    • 24. OER 2014, 28-29th April 2014, Newcastle, UK “Thank you for sharing all the videos related to research methods on Youtube. I have learned a lot from watching them and also think that this is a good media for self-learning. I am a surgeon from Taiwan and doing a PhD related to surgical education in *** Univ. Using a qualitative approach is a new and big challenge for me. Your effort makes my life easier. Thank you so much! Best Wishes, Mary -- Department of Medical Education Department of Surgery **** **** University Hospital”
    • 25. OER 2014, 28-29th April 2014, Newcastle, UK A real fan! • Cassarndra ****** 15 Apr 2014 • Reliability, validity, generalizability and credibility. Pt .1 of 3: Research Quality • “Fantastic Lecture! I utilised it for my research methods class in Clinical Psychology. It was clear, concise and understandable. Wish you lectured at my university!”

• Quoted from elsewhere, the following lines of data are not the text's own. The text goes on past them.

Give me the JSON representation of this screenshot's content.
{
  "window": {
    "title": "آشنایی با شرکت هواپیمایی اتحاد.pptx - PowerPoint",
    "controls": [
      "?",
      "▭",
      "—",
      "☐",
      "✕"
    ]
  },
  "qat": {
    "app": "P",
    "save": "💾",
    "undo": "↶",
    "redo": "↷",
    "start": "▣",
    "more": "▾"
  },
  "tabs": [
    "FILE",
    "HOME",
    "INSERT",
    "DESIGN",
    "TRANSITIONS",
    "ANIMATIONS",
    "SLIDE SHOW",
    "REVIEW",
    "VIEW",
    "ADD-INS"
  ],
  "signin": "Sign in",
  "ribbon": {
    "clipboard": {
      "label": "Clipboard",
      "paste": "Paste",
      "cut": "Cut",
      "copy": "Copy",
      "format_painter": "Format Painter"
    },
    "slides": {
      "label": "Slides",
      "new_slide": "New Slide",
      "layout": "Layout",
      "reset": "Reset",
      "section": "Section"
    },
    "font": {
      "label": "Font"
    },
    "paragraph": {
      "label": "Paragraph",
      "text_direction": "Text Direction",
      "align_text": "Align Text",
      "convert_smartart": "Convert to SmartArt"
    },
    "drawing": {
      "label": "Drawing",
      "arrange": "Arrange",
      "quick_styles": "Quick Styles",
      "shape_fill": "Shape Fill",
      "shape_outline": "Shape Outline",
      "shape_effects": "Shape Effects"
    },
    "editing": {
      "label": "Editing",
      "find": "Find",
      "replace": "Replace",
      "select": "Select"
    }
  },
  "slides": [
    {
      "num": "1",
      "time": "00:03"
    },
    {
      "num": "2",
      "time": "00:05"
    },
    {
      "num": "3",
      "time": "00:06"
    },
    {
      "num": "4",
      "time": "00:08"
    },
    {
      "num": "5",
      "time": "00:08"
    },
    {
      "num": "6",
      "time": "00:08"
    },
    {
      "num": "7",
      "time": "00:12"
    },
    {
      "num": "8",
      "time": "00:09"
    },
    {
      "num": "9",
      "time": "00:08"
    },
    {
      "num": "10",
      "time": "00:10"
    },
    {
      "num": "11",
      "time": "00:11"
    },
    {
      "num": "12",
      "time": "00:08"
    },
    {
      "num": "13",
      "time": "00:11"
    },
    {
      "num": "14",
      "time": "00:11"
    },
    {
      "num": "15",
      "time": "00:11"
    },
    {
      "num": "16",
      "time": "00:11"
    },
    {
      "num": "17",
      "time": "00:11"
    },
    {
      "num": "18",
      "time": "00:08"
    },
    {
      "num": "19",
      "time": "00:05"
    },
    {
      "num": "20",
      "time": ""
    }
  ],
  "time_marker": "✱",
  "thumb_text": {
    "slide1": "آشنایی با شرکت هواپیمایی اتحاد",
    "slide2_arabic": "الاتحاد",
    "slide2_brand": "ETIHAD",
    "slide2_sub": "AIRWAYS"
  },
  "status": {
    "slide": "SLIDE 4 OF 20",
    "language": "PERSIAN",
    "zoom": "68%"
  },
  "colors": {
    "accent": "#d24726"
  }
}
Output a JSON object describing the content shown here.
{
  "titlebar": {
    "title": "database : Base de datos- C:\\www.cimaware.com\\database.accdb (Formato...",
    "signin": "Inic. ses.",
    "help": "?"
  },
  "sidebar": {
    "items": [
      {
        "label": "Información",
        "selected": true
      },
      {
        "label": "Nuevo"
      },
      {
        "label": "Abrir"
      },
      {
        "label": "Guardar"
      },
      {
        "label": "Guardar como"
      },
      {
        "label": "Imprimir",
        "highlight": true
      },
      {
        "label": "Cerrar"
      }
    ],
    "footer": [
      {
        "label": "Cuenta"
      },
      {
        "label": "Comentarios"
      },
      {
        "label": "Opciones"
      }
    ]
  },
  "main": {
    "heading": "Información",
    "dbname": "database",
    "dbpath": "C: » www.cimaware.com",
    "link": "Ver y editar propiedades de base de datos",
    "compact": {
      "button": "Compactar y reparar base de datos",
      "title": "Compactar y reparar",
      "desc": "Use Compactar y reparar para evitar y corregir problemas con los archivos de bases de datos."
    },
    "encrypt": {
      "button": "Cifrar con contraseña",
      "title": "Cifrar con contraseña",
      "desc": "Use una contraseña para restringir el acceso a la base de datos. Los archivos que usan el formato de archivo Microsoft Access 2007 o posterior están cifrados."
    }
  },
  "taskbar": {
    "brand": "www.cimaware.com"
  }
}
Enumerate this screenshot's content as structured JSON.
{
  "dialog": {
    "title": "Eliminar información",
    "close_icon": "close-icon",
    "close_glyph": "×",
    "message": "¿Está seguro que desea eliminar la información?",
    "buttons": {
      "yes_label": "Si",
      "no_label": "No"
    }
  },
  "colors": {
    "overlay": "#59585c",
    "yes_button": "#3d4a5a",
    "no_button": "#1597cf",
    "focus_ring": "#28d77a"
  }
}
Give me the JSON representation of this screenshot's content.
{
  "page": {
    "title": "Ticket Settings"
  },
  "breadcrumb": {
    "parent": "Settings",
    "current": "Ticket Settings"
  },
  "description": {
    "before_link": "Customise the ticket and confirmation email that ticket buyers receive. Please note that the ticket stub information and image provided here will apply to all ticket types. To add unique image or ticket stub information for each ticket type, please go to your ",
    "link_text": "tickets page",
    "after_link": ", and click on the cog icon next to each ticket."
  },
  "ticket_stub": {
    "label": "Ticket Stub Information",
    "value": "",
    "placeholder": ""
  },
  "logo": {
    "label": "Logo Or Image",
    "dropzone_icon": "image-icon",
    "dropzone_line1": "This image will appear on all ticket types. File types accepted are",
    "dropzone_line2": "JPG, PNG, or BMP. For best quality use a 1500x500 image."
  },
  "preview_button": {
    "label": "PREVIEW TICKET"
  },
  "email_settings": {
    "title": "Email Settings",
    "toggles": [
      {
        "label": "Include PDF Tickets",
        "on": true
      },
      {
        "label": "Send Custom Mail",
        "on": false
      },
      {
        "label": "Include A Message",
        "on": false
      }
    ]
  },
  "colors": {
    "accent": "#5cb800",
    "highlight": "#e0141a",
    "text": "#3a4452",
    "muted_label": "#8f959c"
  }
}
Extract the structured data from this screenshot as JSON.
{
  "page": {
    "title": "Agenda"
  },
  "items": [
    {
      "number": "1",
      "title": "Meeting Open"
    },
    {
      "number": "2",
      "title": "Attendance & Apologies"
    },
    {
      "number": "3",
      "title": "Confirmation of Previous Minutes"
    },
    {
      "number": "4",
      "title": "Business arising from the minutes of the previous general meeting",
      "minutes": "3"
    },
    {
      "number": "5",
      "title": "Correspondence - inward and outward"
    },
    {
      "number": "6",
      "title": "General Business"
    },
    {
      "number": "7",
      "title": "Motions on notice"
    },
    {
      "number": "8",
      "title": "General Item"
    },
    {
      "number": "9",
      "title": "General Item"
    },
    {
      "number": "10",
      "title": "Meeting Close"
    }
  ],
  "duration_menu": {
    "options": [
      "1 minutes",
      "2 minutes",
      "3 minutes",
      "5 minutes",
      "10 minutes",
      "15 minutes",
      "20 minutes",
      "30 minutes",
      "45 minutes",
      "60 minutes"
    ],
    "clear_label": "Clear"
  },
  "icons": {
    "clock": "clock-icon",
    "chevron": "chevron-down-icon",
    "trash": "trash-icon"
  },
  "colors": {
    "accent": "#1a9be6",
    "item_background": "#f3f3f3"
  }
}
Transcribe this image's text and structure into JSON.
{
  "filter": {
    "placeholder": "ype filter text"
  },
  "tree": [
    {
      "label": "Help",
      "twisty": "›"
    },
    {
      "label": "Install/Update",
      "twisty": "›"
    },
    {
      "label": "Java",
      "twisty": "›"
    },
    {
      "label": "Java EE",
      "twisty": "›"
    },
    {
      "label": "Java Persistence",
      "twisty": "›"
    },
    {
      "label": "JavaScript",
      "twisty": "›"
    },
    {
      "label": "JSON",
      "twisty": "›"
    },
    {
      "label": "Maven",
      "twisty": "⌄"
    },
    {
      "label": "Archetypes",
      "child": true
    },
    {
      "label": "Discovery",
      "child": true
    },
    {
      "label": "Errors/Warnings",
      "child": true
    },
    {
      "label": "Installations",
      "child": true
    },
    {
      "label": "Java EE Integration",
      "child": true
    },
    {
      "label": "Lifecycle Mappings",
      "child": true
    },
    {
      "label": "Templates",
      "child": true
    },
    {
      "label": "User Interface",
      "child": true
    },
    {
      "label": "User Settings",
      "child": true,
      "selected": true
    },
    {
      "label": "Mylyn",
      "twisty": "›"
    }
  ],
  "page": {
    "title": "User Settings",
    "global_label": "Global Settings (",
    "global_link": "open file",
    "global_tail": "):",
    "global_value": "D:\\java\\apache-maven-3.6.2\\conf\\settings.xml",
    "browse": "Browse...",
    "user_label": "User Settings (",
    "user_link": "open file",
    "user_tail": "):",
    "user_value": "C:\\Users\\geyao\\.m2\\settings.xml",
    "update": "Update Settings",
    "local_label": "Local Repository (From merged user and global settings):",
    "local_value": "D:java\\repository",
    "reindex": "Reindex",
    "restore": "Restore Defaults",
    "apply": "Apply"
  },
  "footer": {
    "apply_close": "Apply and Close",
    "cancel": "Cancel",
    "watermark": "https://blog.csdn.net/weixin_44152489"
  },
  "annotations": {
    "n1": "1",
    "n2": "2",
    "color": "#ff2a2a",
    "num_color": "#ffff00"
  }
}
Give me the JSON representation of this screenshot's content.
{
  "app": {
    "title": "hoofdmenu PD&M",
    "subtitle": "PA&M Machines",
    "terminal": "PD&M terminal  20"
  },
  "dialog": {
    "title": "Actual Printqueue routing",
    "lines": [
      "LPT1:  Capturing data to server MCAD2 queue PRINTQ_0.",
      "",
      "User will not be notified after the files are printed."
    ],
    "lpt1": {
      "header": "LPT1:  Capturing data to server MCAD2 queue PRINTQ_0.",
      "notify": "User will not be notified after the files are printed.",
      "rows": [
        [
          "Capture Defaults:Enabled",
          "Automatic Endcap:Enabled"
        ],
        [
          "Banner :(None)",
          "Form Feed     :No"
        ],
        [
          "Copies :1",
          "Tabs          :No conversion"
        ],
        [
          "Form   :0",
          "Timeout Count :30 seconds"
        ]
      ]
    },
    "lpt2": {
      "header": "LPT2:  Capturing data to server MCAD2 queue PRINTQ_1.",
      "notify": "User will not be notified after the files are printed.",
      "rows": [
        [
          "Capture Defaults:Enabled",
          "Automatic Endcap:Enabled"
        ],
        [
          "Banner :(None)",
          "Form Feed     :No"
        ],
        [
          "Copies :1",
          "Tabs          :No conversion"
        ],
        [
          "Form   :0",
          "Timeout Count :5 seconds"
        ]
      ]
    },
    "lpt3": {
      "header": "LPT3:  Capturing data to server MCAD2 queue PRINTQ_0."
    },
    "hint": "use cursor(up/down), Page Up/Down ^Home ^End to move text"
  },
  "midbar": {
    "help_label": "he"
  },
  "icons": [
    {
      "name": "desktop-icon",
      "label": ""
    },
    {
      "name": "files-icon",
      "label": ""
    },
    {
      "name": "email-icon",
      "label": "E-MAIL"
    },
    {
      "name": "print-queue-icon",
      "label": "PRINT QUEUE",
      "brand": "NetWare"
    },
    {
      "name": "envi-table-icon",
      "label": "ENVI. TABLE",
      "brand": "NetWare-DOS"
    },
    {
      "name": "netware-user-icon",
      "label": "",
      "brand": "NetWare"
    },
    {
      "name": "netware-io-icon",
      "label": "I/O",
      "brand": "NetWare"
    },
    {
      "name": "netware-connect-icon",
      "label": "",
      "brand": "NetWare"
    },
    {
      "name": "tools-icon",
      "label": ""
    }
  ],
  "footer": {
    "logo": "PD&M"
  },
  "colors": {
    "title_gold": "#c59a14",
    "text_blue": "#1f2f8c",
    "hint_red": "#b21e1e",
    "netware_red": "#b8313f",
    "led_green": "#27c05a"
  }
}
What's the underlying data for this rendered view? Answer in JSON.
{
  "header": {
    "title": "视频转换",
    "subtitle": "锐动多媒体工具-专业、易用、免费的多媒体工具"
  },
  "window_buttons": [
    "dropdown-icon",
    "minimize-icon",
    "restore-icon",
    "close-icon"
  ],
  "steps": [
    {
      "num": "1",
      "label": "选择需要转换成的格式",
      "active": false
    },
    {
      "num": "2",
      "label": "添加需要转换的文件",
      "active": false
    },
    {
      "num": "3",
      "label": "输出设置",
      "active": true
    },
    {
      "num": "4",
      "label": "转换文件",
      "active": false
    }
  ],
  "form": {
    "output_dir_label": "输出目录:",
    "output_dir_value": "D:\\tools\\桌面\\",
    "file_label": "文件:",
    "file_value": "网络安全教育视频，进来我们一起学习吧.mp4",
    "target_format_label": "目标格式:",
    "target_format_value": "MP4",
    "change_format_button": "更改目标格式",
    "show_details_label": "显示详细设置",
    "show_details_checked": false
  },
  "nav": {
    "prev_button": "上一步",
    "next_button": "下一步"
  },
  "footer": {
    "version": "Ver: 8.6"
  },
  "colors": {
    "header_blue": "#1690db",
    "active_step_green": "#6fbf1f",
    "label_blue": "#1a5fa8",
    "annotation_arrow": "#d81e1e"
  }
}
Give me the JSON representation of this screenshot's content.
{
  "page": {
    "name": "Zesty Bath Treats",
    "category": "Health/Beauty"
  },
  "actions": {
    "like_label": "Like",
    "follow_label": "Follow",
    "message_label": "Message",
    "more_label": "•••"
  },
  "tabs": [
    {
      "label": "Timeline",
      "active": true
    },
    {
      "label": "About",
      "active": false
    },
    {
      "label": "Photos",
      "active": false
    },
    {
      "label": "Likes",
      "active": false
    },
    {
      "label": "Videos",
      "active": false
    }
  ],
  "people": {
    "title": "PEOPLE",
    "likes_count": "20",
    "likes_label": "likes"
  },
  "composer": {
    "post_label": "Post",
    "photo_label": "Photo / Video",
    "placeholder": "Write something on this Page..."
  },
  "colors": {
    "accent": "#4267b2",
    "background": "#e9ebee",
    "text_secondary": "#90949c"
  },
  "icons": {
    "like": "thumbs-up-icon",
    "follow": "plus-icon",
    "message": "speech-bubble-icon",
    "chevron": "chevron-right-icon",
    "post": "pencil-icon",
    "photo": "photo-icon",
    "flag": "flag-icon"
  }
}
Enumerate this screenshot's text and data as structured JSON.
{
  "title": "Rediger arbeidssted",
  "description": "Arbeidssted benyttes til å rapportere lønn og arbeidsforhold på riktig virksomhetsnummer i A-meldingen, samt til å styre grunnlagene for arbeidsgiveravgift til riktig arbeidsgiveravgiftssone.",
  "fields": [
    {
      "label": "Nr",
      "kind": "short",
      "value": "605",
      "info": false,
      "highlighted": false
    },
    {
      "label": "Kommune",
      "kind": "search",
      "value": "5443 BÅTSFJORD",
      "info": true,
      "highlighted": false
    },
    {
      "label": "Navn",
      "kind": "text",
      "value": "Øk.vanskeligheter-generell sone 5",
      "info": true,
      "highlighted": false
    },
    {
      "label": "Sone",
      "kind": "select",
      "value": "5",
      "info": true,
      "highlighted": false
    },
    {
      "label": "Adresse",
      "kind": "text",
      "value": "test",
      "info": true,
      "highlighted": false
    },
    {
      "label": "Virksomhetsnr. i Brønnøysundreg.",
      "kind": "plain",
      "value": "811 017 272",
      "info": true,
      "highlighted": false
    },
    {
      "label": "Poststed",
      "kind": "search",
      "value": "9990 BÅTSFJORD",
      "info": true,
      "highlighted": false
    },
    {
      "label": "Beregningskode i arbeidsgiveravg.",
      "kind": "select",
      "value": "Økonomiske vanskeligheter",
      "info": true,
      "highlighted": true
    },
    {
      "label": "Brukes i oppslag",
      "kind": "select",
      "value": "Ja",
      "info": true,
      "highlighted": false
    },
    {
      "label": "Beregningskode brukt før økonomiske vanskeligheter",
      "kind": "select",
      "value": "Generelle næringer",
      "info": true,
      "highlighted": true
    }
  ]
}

    • 26. OER 2014, 28-29th April 2014, Newcastle, UK Embedded video locations
    • 27. OER 2014, 28-29th April 2014, Newcastle, UK Embedded videos • UK and US universities: – Robert Gordon, U. Maryland Greenwich, South Georgia, New England (Au), Western Sydney, Central Washington. • Lampschools: 12 private, liberal arts colleges • Amara – Crowd sourced translation platform for YouTube. • eCollege: Pearson Publisher learning platform
    • 28. OER 2014, 28-29th April 2014, Newcastle, UK elcuk.org
    • 29. OER 2014, 28-29th April 2014, Newcastle, UK Dr Ester Ehiyazaryan- White
    • 30. OER 2014, 28-29th April 2014, Newcastle, UK Survey of OER video users • Target population – 157 YouTube key users (comments etc. on my Channel) – 35 e-mail contacts • Asked about use as students and use as teachers.
    • 31. OER 2014, 28-29th April 2014, Newcastle, UK Judging videos (students and teachers) n=14 Less than previous research Less than previous research
    • 32. OER 2014, 28-29th April 2014, Newcastle, UK Intelligent viewing n=12
    • 33. OER 2014, 28-29th April 2014, Newcastle, UK Use in teaching n=8 Mainly to postgrads and PhD students
    • 34. OER 2014, 28-29th April 2014, Newcastle, UK Re-editing? n=8
    • 35. OER 2014, 28-29th April 2014, Newcastle, UK CC and openness? n=8
    • 36. OER 2014, 28-29th April 2014, Newcastle, UK Relevance not reputation n=8
    • 37. OER 2014, 28-29th April 2014, Newcastle, UK Conclusions • With support, staff can create good quality resources • Flipped class works well online • OERs are being used but not much modified • Still takes effort and time to find the right resources